> **Material provided**:
......

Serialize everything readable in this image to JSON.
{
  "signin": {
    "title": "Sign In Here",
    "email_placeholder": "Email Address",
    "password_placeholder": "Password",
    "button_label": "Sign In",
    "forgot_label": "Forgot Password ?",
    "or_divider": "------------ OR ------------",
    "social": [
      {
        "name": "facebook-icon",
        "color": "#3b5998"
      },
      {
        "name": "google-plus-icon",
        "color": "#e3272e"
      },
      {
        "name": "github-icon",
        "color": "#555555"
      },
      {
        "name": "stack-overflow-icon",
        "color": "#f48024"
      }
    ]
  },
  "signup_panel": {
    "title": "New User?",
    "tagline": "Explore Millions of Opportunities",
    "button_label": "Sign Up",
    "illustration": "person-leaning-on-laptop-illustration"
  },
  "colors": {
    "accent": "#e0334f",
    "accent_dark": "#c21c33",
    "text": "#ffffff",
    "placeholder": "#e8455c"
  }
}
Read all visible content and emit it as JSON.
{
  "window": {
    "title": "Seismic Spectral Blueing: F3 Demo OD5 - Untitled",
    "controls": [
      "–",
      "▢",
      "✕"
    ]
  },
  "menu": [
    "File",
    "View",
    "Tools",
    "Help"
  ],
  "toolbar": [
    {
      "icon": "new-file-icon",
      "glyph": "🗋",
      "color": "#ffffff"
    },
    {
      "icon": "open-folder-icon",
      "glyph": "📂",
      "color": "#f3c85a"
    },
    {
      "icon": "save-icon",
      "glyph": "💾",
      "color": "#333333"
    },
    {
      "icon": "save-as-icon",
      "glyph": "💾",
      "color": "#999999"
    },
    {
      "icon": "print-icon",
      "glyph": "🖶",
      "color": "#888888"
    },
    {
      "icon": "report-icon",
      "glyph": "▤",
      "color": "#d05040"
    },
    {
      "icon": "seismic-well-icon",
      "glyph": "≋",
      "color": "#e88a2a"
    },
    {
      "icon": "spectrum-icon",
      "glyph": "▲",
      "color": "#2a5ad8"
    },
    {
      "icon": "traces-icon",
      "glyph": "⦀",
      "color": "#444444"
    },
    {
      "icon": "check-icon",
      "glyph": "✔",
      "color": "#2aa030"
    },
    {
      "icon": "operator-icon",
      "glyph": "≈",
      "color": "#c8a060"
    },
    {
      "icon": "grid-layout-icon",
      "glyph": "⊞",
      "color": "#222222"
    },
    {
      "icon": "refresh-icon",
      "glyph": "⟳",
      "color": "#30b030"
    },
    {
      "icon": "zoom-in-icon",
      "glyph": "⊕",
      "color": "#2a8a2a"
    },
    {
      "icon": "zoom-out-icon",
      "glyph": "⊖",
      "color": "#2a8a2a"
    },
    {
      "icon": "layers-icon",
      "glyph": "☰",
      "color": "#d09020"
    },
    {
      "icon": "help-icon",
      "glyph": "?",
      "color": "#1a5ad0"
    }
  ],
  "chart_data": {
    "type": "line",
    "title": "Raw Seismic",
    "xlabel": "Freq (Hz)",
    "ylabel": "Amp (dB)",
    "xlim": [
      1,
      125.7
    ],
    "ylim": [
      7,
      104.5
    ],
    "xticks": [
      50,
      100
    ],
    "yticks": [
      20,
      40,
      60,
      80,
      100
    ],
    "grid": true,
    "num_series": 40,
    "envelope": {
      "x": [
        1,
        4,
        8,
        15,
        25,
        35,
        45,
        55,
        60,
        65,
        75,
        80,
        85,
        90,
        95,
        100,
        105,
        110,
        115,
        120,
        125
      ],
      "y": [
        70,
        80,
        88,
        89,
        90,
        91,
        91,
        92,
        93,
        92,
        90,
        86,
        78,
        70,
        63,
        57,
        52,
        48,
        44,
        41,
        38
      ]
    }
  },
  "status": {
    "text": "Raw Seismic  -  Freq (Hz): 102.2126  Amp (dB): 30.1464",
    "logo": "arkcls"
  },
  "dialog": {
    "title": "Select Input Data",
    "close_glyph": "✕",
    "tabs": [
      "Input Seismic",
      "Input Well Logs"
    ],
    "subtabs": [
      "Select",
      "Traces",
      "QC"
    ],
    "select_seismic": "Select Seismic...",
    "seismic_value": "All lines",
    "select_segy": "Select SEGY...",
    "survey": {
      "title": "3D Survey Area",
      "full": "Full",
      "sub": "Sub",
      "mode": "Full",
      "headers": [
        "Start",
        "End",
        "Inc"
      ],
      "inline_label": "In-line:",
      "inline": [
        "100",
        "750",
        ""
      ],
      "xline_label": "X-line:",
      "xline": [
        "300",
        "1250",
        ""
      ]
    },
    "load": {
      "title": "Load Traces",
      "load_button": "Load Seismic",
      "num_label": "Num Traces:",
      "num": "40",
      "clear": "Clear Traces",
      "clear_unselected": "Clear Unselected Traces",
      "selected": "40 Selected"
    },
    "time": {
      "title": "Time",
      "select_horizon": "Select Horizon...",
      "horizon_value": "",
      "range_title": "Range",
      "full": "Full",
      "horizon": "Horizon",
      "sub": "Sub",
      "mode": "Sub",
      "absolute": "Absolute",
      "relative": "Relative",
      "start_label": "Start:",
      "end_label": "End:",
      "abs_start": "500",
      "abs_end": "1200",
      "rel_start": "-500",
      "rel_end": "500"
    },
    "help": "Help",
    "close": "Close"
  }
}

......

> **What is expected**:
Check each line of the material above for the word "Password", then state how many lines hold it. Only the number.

> **Solution for this exercise**:
2